2) Material from a CME is likely to impact Earth within 96 hours.
3) There is a possibility of either M or X class flares within the next 48 hours.
Green: 0-20% probability, Yellow: 20-60% probability, Red: 60-100% probability.
Long distance low and medium frequency (below 2 MHz) propagation along east-west paths over high and upper middle latitudes is very poor. Propagation on long distance northeast-southwest paths is good. Trans Atlantic propagation conditions are normally monitored every night on 1470 kHz. Dominant stations tonight: Radio Cristal del Uruguay and LT28 Rafaela Argentina. Several stations from Argentina were noted with unusually good signals during the night: 1030, 1070 and 1190 kHz were the best.
Compare to the previous day's image.

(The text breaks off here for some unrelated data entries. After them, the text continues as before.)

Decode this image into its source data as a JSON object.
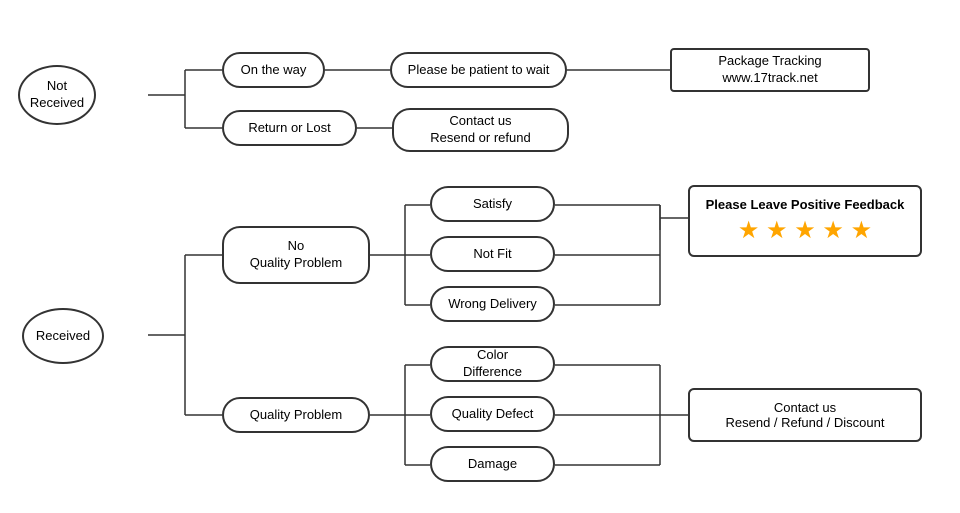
{
  "nodes": {
    "not_received": {
      "label": "Not\nReceived"
    },
    "on_the_way": {
      "label": "On the way"
    },
    "return_or_lost": {
      "label": "Return or Lost"
    },
    "please_be_patient": {
      "label": "Please be patient to wait"
    },
    "package_tracking": {
      "label": "Package Tracking\nwww.17track.net"
    },
    "contact_resend_refund": {
      "label": "Contact us\nResend or refund"
    },
    "received": {
      "label": "Received"
    },
    "no_quality_problem": {
      "label": "No\nQuality Problem"
    },
    "quality_problem": {
      "label": "Quality Problem"
    },
    "satisfy": {
      "label": "Satisfy"
    },
    "not_fit": {
      "label": "Not Fit"
    },
    "wrong_delivery": {
      "label": "Wrong Delivery"
    },
    "color_difference": {
      "label": "Color Difference"
    },
    "quality_defect": {
      "label": "Quality Defect"
    },
    "damage": {
      "label": "Damage"
    },
    "please_leave_feedback": {
      "label": "Please Leave Positive Feedback"
    },
    "stars": {
      "label": "★ ★ ★ ★ ★"
    },
    "contact_resend_refund_discount": {
      "label": "Contact us\nResend / Refund / Discount"
    }
  }
}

Data for all numbered solar regions according to the Solar Region Summary provided by NOAA/SEC. Comments are my own, as is the STAR spot count (spots observed at or inside a few hours before midnight) and data for regions not numbered by SEC or where SEC has observed no spots. SEC active region numbers in the table below and in the active region map above are the historic SEC/USAF numbers.
|Active region||Date numbered||SEC

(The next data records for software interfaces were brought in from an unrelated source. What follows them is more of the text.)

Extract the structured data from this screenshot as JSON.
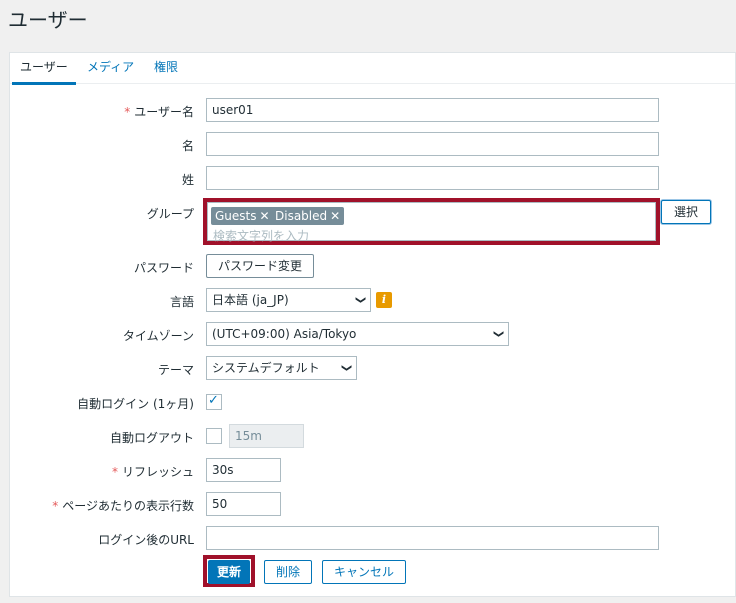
{
  "page_title": "ユーザー",
  "tabs": [
    {
      "label": "ユーザー",
      "active": true
    },
    {
      "label": "メディア",
      "active": false
    },
    {
      "label": "権限",
      "active": false
    }
  ],
  "form": {
    "username": {
      "label": "ユーザー名",
      "required": true,
      "value": "user01"
    },
    "name": {
      "label": "名",
      "value": ""
    },
    "surname": {
      "label": "姓",
      "value": ""
    },
    "groups": {
      "label": "グループ",
      "chips": [
        "Guests",
        "Disabled"
      ],
      "placeholder": "検索文字列を入力",
      "select_button": "選択"
    },
    "password": {
      "label": "パスワード",
      "button": "パスワード変更"
    },
    "language": {
      "label": "言語",
      "value": "日本語 (ja_JP)",
      "info_icon": "info-icon"
    },
    "timezone": {
      "label": "タイムゾーン",
      "value": "(UTC+09:00) Asia/Tokyo"
    },
    "theme": {
      "label": "テーマ",
      "value": "システムデフォルト"
    },
    "autologin": {
      "label": "自動ログイン (1ヶ月)",
      "checked": true
    },
    "autologout": {
      "label": "自動ログアウト",
      "checked": false,
      "value": "15m"
    },
    "refresh": {
      "label": "リフレッシュ",
      "required": true,
      "value": "30s"
    },
    "rows_per_page": {
      "label": "ページあたりの表示行数",
      "required": true,
      "value": "50"
    },
    "url": {
      "label": "ログイン後のURL",
      "value": ""
    }
  },
  "buttons": {
    "update": "更新",
    "delete": "削除",
    "cancel": "キャンセル"
  },
  "colors": {
    "accent": "#0275b8",
    "highlight": "#a0112a",
    "required": "#e45959"
  }
}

|Location at midnight||Area||Classification||Comment|
|10805||2005.08.27||2||2||S12W59||0040||DAO|| classification was HAX at midnight, area 0010
strange classification by SEC
|Total spot count:||2||3|
flux at Earth
|International sunspot number||Smoothed sunspot number|
cycle 23 sunspot max.
|2005.03||89.9||24.5||(33.5 predicted, -0.4)|
|2005.04||86.0||24.4||(32.2 predicted, -1.3)|
|2005.05||99.3||42.6||(29.9 predicted, -2.3)|
|2005.06||93.7||39.6||(28.7 predicted, -1.2)|
|2005.07||96.4||39.9||(27.7 predicted, -1.0)|
|2005.08||90.5||36.4||(25.8 predicted, -1.9)|
|2005.09||77.3 (1)||3.4 (2)||(24.2 predicted, -1.6)|
1) Running average based on the daily 20:00 UTC observed solar flux
value at 2800 MHz.
2) Unofficial, accumulated value based on the Boulder (NOAA/SEC) sunspot number. The official international sunspot number is typically 30-50% lower.
This report has been prepared by Jan Alvestad. It is based partly on my own observations and analysis, and partly on data from some of these solar data sources. All time references are to the UTC day. Comments and suggestions are always welcome.